Chris Mulligan | Strategic Growth Director
Sustainability, green buildings, net zero – over the last decade we’ve seen these terms turn from buzz words to business imperatives. Climate change is an issue we’re all aware of in the engineering industry and something most of us believe we can make a real difference to. Now is the time for us all to be thinking seriously about how we make more of an impact on the sustainability agenda.
As a judge for this year’s NCE Grad Awards, I’m pleased to see climate change as the challenge that has been set for applicants. Because I really do believe that this generation of engineers are better placed than any other to tackle climate change.
Why is that? Well, they have four big things working in their favour: passion, data & technology, diversity and a global framework.
The passion to make things happen

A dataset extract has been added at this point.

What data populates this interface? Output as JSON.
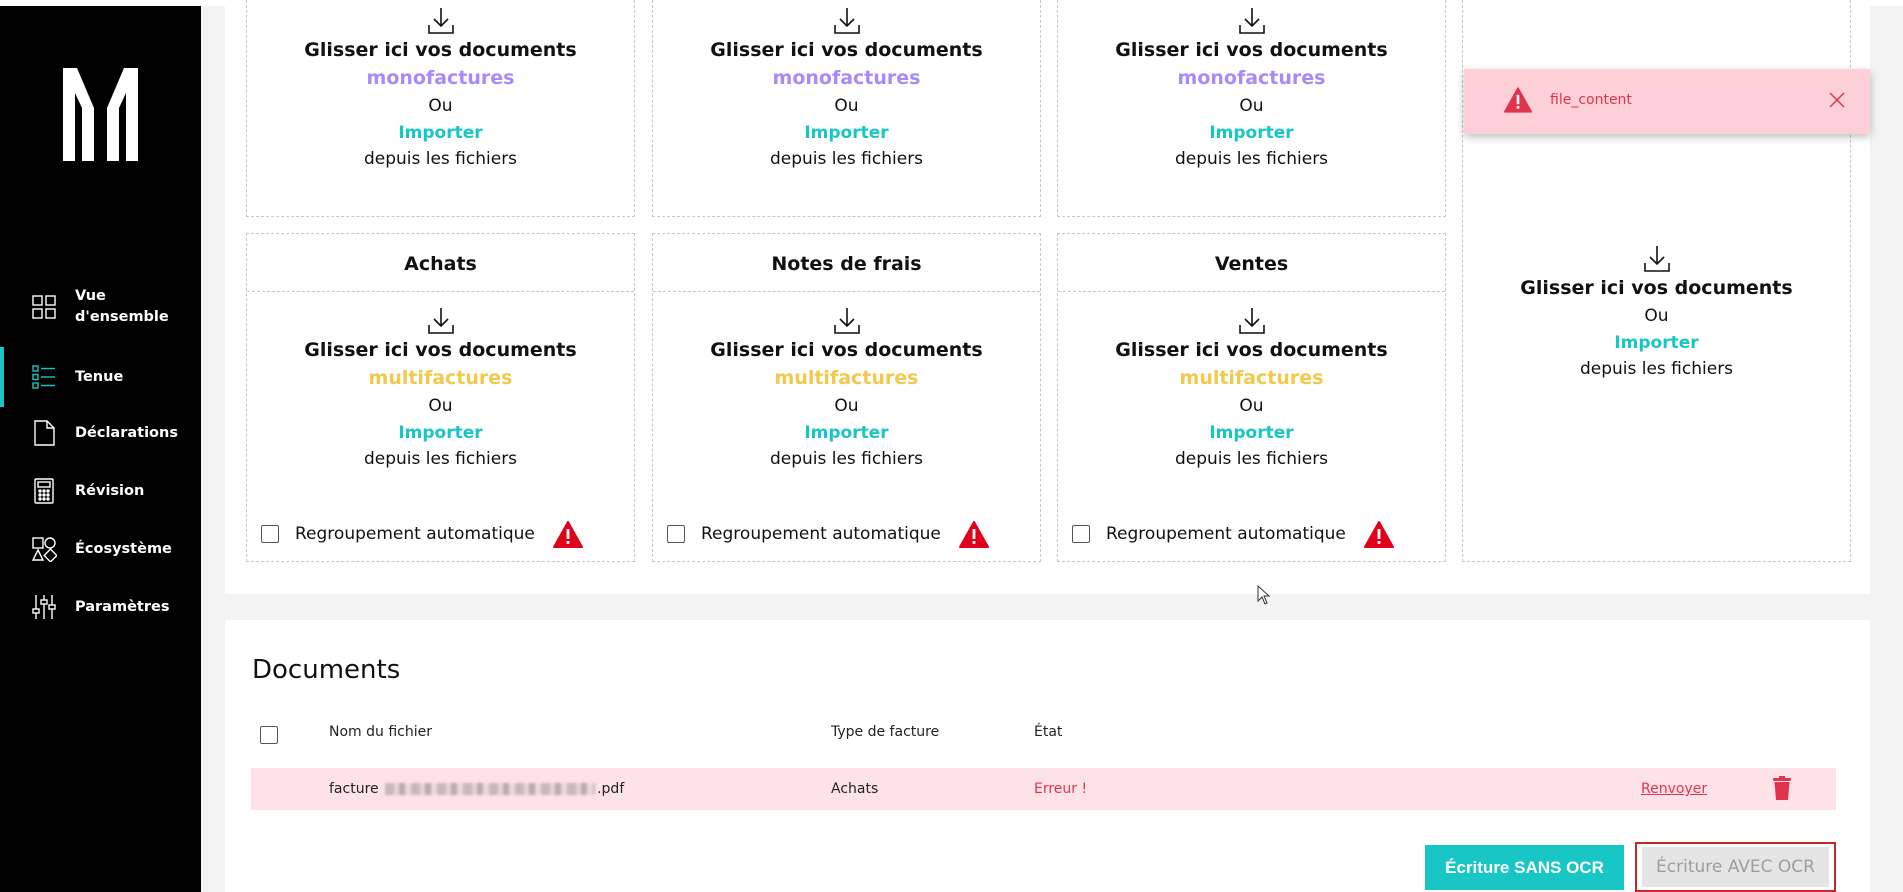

This generation is not only more personally invested in climate change, but believe they, and the companies they work for, have a responsibility to address it. SNC-Lavalin’s Generation Z report found that 80% of young people believe current leaders haven’t done enough to protect the environment and feel it’s up to them to build a more sustainable future. You only have to look at the news to see how this feeling of ‘it’s up to us’ is manifesting itself. With high profile young activists like Greta Thunberg leading the way, I can only see this movement continuing to grow in number and power over the coming years. This passion and fight for a more sustainable future is something the next generation will bring not only to their everyday lives, but to their work and workplaces.

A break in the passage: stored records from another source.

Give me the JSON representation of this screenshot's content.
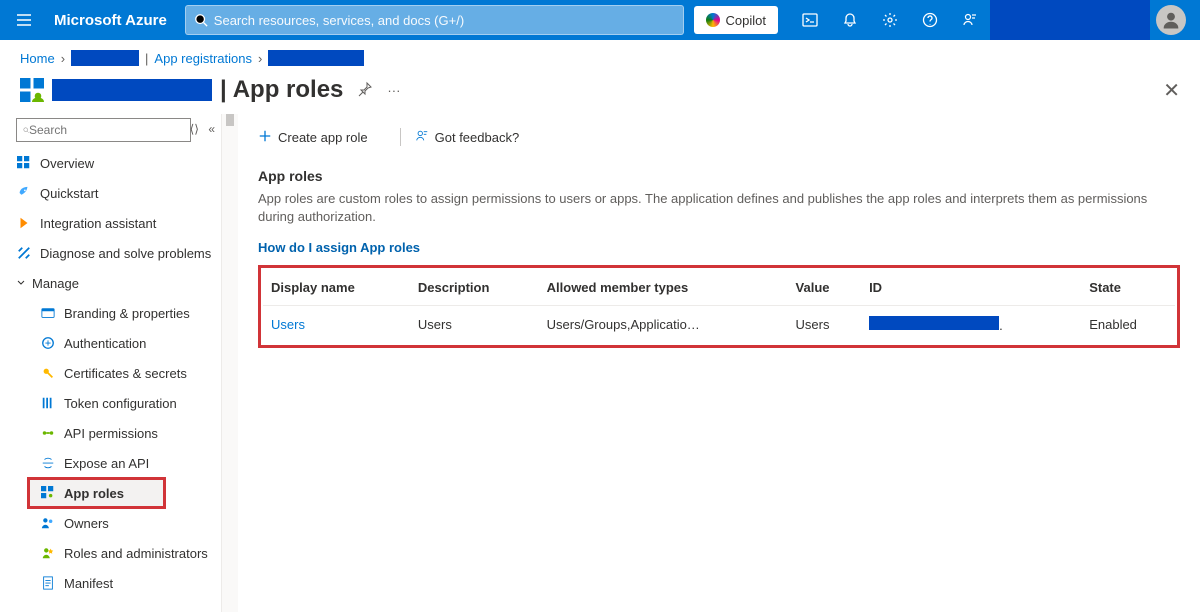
{
  "topbar": {
    "brand": "Microsoft Azure",
    "search_placeholder": "Search resources, services, and docs (G+/)",
    "copilot_label": "Copilot"
  },
  "breadcrumb": {
    "home": "Home",
    "app_reg": "App registrations"
  },
  "title": {
    "separator": "|",
    "page": "App roles"
  },
  "sidebar": {
    "search_placeholder": "Search",
    "overview": "Overview",
    "quickstart": "Quickstart",
    "integration": "Integration assistant",
    "diagnose": "Diagnose and solve problems",
    "manage_head": "Manage",
    "branding": "Branding & properties",
    "auth": "Authentication",
    "certs": "Certificates & secrets",
    "token": "Token configuration",
    "api_perm": "API permissions",
    "expose": "Expose an API",
    "app_roles": "App roles",
    "owners": "Owners",
    "roles_admin": "Roles and administrators",
    "manifest": "Manifest"
  },
  "commands": {
    "create": "Create app role",
    "feedback": "Got feedback?"
  },
  "section": {
    "heading": "App roles",
    "desc": "App roles are custom roles to assign permissions to users or apps. The application defines and publishes the app roles and interprets them as permissions during authorization.",
    "link": "How do I assign App roles"
  },
  "table": {
    "cols": {
      "display": "Display name",
      "desc": "Description",
      "allowed": "Allowed member types",
      "value": "Value",
      "id": "ID",
      "state": "State"
    },
    "row": {
      "display": "Users",
      "desc": "Users",
      "allowed": "Users/Groups,Applicatio…",
      "value": "Users",
      "state": "Enabled"
    }
  }
}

The data and technology to do things differently
Another thing this generation has in their favour is the huge amount of technology and data available to them. They have automation and AI at their fingertips, allowing them to spend less time doing the basics and more time solving the big issues like climate change. Advances in technology will enable us to increase productivity in construction and make more efficient use of the existing capacity we have. It will also help us to make better decisions and innovative solutions to benefit our environment. This means engineering firms are investing in technology like never before and changing their cultures to be more agile and innovative; so this generation will enter a workforce ready and open to do things differently.
And let’s not forget that this generation has the skills to use this data and technology to understand the problem better and come up with new solutions. Engineering degrees increasingly incorporate subjects like data analysis and coding into their curriculum. And engineering firms are increasingly looking to hire people with these skills, even if they haven’t done a traditional engineering degree.
The diversity to come up with something new
It’s been a long journey (and one we’re still on today) but diversity in engineering is improving. At Atkins, we’ve seen our number of female graduates and apprentices jump to 31% and 26% respectively in 2018. What’s more, we’ve seen a real shift from the industry having to make the business case for diversity, to it being integrated into almost every engineering firm’s strategy.
I can only see diversity continuing to improve in the coming years, which means the next generation will bring a wider, and more varied, set of viewpoints to the table when we look to tackle problems like climate change. It’s about diversity of thinking as much as it is about diversity of people, and these new perspectives on an old problem can only yield better results.
Growing global political support
Finally, we are seeing much more global political collaboration and support for the sustainability agenda than we have ever seen before. Political leadership and government policy is a critical factor in creating the conditions for industry change. Further, there are increasingly organised global sustainability initiatives, such as the UN Sustainable Development Goals. This ‘blueprint to achieve a better and more sustainable future for all’ provides clear focus areas for the next generation, with many businesses, including Atkins, aligning their sustainability strategy to the UN’s. Initiatives such as these will drive improved collaboration and better outcomes for the environment.
With these four things combined, the next generation has everything they need to change the tide of climate change. Together, we can find the solutions we’ve long been searching for. If you’re one of these bright, young engineers with great ideas on how we could tackle climate change, apply for the NCE Grad Awards – change starts here!